Q. Will it be a big disadvantage, then, to be starting from the dirtier side of the track?
EI: Sometimes it is, sometimes it isn't: I have made great starts from both sides of the grid here. We'll see tomorrow. The side [you get] helps you maybe 20 percent: your [starting] technique affects about 80 percent, so ... let's see.
Q. One of the most striking things about qualifying today is to see how poorly Mika Salo has done back there in 18th place. Do you know why he has done relatively badly today?
EI: I don't know what Mika's problem is, although he has been struggling all weekend. On this circuit you really need to believe in the car, you really need to be familiar with it. You need to go into the corners too fast and then catch it in the middle of the corner. But Mika still hasn't done any running at 'proper' circuits: if you look at Hockenheim and Fiorano, they're not really circuits where you can 'learn' the car. It's been disappointing for him, but in the race tomorrow I expect to see him get into the groove and we will see a good drive from him.
Q. David, you seemed to suffer more than most from traffic and debris on the track. Are you disappointed to be in 3rd place, or are you relieved?
DC: You will always be a bit disappointed not to be quickest, because you can always control the race [from pole position] if you make a good start. Nonetheless, the times are incredibly close. I think everyone can tell the story of being able to go a little bit quicker if he gets a clear track. In fact I eventually held up someone by mistake as well. It works both ways.
Q. Mika, you obviously need the win for the world championship, but you also need it to satisfy the tens of thousands of Finns we see here this weekend. Why do so many of your countrymen come here to Hungary to make it virtually a home race for you?
MH: I believe there have been at least 23 extra flights from Finland to Hungary for this weekend's race ...
EI: Is that the whole population?
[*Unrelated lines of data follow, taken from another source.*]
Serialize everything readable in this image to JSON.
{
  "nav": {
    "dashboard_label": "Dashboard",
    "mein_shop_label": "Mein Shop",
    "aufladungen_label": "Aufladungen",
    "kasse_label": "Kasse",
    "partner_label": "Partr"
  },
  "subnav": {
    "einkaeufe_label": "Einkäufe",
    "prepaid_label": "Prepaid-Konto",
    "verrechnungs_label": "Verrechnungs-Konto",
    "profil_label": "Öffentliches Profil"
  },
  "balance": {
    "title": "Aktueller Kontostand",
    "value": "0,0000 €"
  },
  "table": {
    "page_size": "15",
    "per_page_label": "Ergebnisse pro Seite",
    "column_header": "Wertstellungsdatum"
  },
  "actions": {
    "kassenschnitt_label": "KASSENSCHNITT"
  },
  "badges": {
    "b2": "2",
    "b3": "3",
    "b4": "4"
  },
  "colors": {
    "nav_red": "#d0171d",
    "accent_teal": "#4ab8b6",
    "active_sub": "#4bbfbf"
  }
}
MH: ... and it's really good fun to see so many Finns. There have always been a lot of Finns here in the past, and now more and more are coming, because of me and McLaren and David's performance. Now that the other Mika is driving for Ferrari, the whole of Finland is watching, and lots of them wanted to come here to see it. They like to come to Hungary because our characters are so similar.
Q. Did you get a clear track every time out today?
MH: I only had one really clear run -- and that was the first one. Yes, there was traffic on the second, the third ... and the last run. Good excuse, eh? But that's the reality here. On this circuit the team tries to help as much as possible, to give the drivers the chance of a clear run. But it is always a little gamble, because you never know who's going to be going over the grass at the same time you're on the track. In my case, on my last run, Johnny [Herbert] had a technical problem with his car and a lot of bits and pieces were flying off it, so I had to back off. Otherwise that would have been a really good lap.